## Input data
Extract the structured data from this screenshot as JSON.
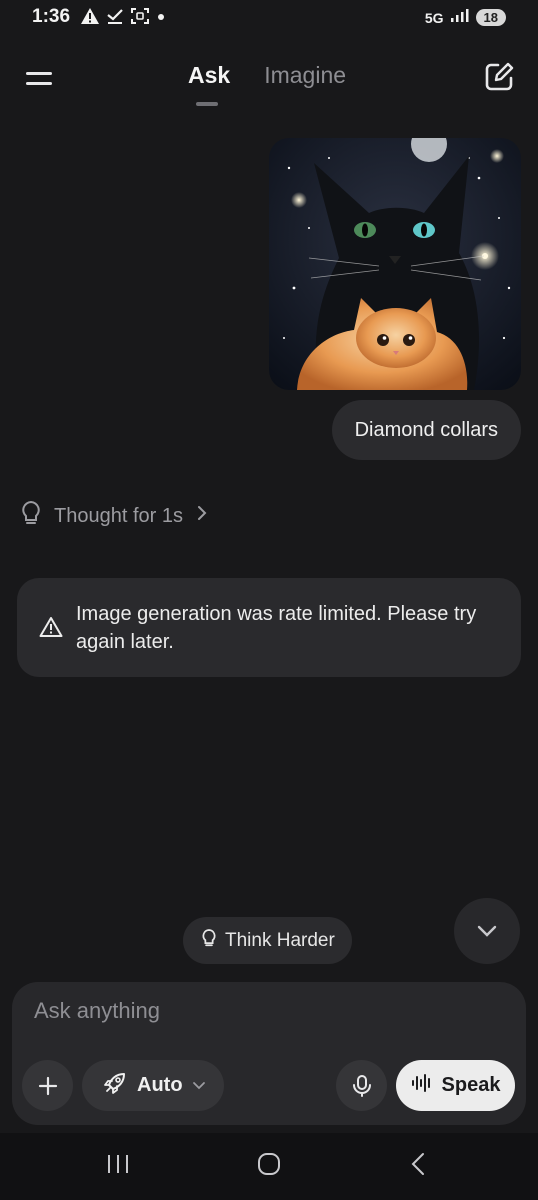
{
  "status_bar": {
    "time": "1:36",
    "network": "5G",
    "battery": "18",
    "left_icons": [
      "warning-icon",
      "download-done-icon",
      "screenshot-icon",
      "dot-icon"
    ],
    "right_icons": [
      "signal-icon"
    ]
  },
  "header": {
    "tabs": [
      {
        "label": "Ask",
        "active": true
      },
      {
        "label": "Imagine",
        "active": false
      }
    ],
    "menu_icon": "menu-icon",
    "new_chat_icon": "edit-icon"
  },
  "conversation": {
    "user_image": {
      "subject": "black cat with orange kitten in starry night sky"
    },
    "user_message": "Diamond collars",
    "thought": {
      "label": "Thought for 1s",
      "icon": "lightbulb-icon"
    },
    "error": {
      "icon": "warning-icon",
      "text": "Image generation was rate limited. Please try again later."
    }
  },
  "suggestion": {
    "label": "Think Harder",
    "icon": "lightbulb-icon"
  },
  "composer": {
    "placeholder": "Ask anything",
    "value": "",
    "mode_label": "Auto",
    "speak_label": "Speak"
  },
  "colors": {
    "background": "#18181a",
    "surface": "#2a2a2d",
    "speak_button": "#ececec"
  }
}
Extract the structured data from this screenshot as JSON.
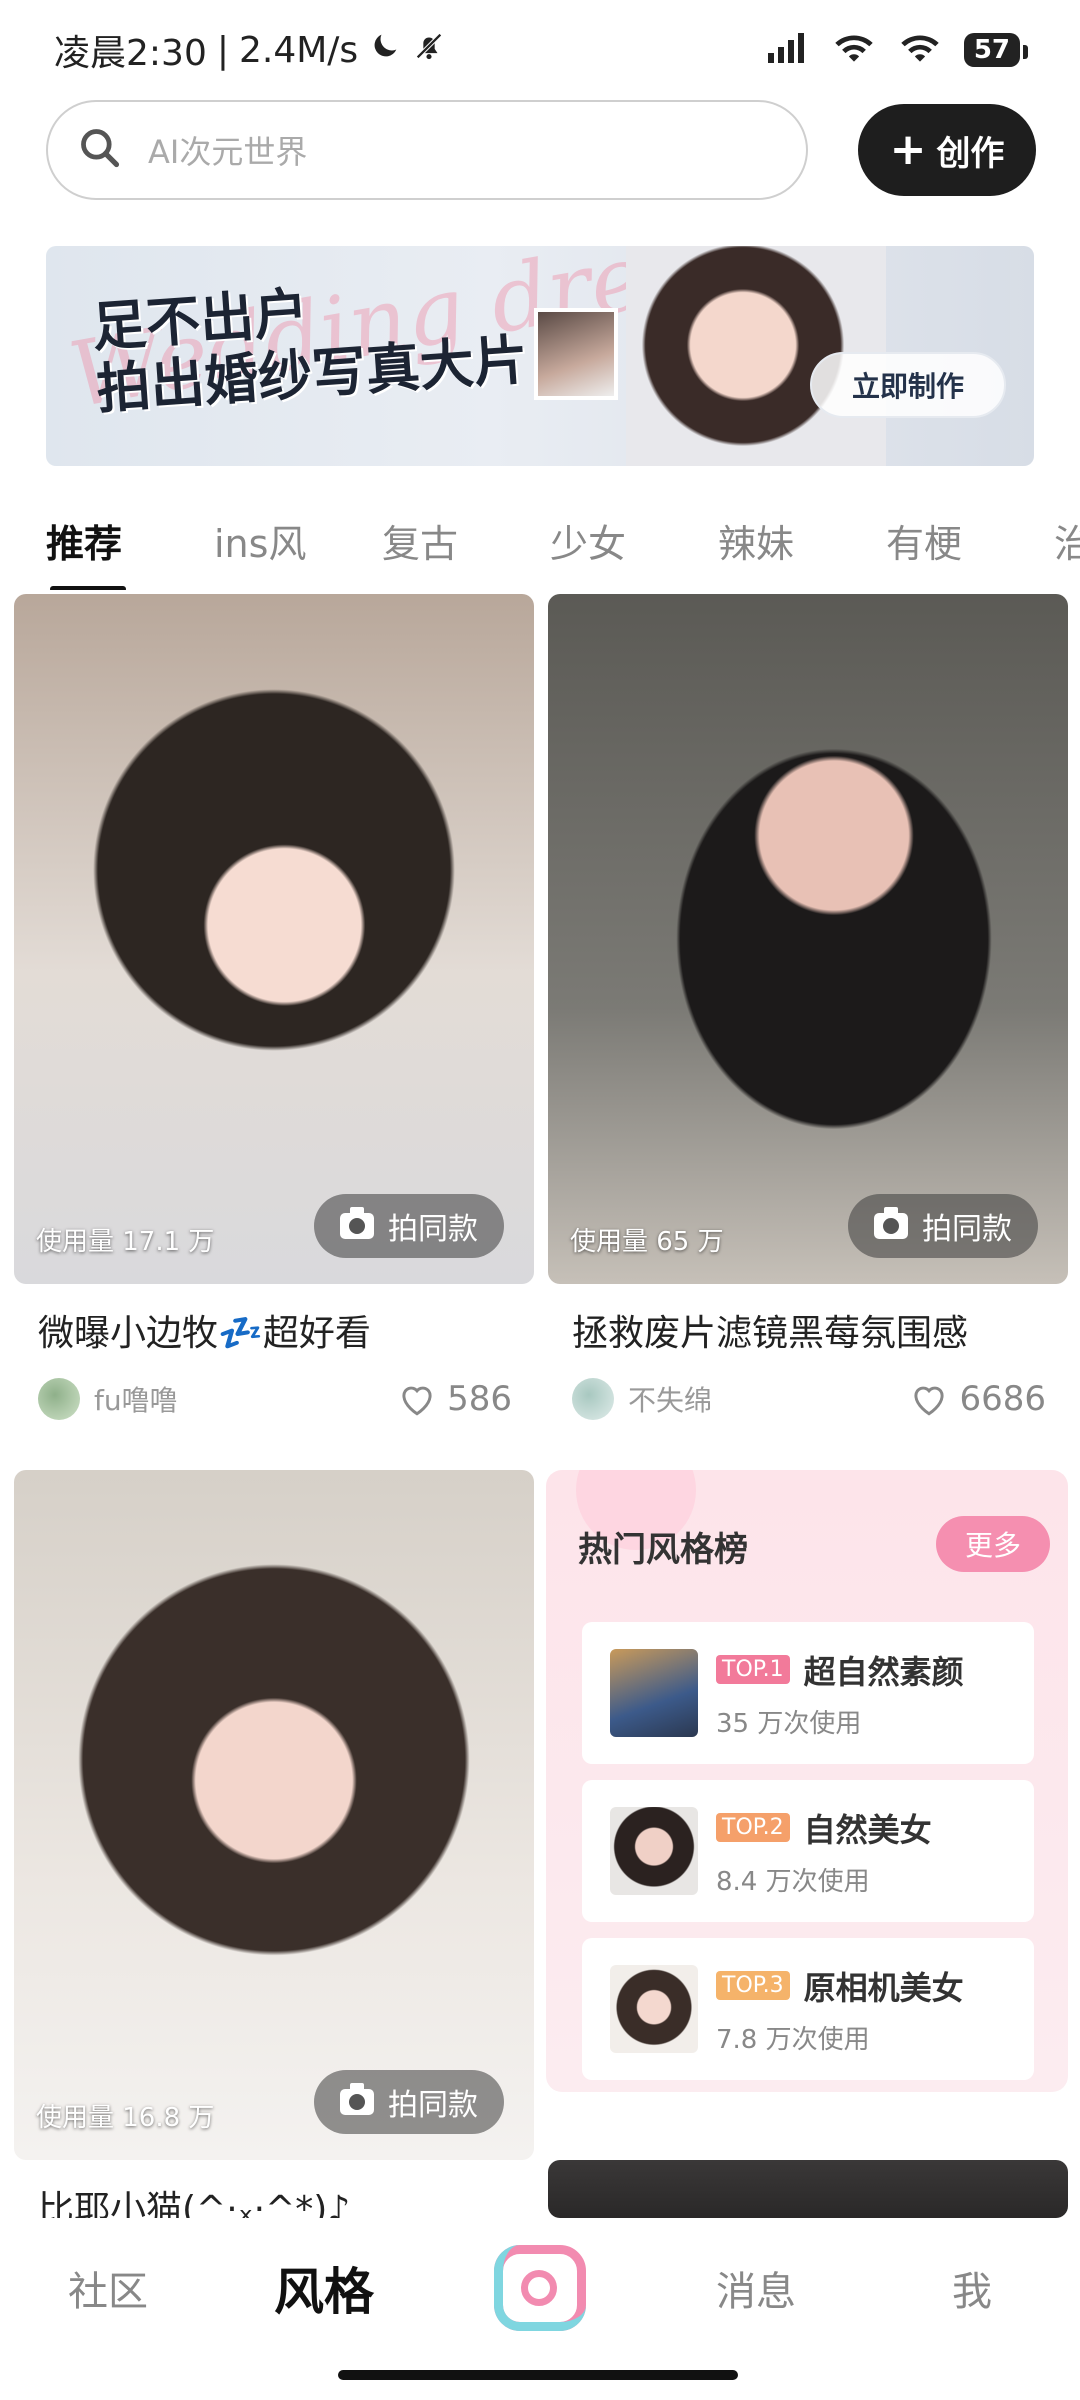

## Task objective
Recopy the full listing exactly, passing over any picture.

## Problem solution
Extract the structured data from this screenshot as JSON.
{
  "status_bar": {
    "time": "1:36",
    "network": "5G",
    "battery": "18",
    "left_icons": [
      "warning-icon",
      "download-done-icon",
      "screenshot-icon",
      "dot-icon"
    ],
    "right_icons": [
      "signal-icon"
    ]
  },
  "header": {
    "tabs": [
      {
        "label": "Ask",
        "active": true
      },
      {
        "label": "Imagine",
        "active": false
      }
    ],
    "menu_icon": "menu-icon",
    "new_chat_icon": "edit-icon"
  },
  "conversation": {
    "user_image": {
      "subject": "black cat with orange kitten in starry night sky"
    },
    "user_message": "Diamond collars",
    "thought": {
      "label": "Thought for 1s",
      "icon": "lightbulb-icon"
    },
    "error": {
      "icon": "warning-icon",
      "text": "Image generation was rate limited. Please try again later."
    }
  },
  "suggestion": {
    "label": "Think Harder",
    "icon": "lightbulb-icon"
  },
  "composer": {
    "placeholder": "Ask anything",
    "value": "",
    "mode_label": "Auto",
    "speak_label": "Speak"
  },
  "colors": {
    "background": "#18181a",
    "surface": "#2a2a2d",
    "speak_button": "#ececec"
  }
}
Extract the structured data from this screenshot as JSON.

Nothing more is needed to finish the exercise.